I adore the concision of the film—the script with zero fat or filler;the economic use of musical cues (through the theme that is used IS hugely effective); the performances, particularly Warren Beatty in his best Handsome Stupefied Guy role ever; but most of all, the spectacular photography by Gordon Willis. Willis did other, bigger films (like the first two Godfather epics), but this is my favorite example of his work. A dp who rarely moved the camera, but could compose a shot like nobody's business. The film, ostensibly about politics and paranoia, is also about fear and perception and the shifting planes of reality. It's an example of a film that I would pretty describe as perfect. A+++
Something I listened to this week... Those who dream by day are cognizant of many things which escape those who dream only by night
(1975) CURTIS MAYFIELD • THERE IS NO PLACE LIKE AMERICA TODAY
I'm pretty much a sucker for Curtis Mayfield, who I think is one of the finest American composers of the 20th century and long overdue as the subject of a serious documentary or PBS American Masters episode. A short album of only seven songs, there are realistic songs of urban drama (a Mayfield staple), but there's also So In Love, an iconic love ballad (another Mayfield staple). By no means his best -known album, but it easily stacks up to any other.

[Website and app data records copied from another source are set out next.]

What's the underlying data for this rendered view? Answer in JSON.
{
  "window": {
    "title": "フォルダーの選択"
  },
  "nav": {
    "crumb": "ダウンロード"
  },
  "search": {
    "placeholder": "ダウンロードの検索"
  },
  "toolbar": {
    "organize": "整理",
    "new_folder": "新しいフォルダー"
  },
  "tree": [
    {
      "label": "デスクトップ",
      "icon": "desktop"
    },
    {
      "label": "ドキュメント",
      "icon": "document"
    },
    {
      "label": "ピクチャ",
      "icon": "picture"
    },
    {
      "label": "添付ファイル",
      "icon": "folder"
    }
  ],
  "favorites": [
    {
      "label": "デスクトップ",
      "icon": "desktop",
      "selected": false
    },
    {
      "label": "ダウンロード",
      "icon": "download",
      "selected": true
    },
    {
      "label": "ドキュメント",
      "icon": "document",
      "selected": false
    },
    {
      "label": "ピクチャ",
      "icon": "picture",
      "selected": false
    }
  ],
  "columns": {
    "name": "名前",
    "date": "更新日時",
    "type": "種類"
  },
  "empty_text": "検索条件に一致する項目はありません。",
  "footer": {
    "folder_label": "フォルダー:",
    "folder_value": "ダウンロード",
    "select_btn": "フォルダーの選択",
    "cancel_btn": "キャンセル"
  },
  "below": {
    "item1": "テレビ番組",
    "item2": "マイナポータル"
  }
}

Highly recommended.
Something I listened to this week...
Those who dream by day are cognizant of many things which escape those who dream only by night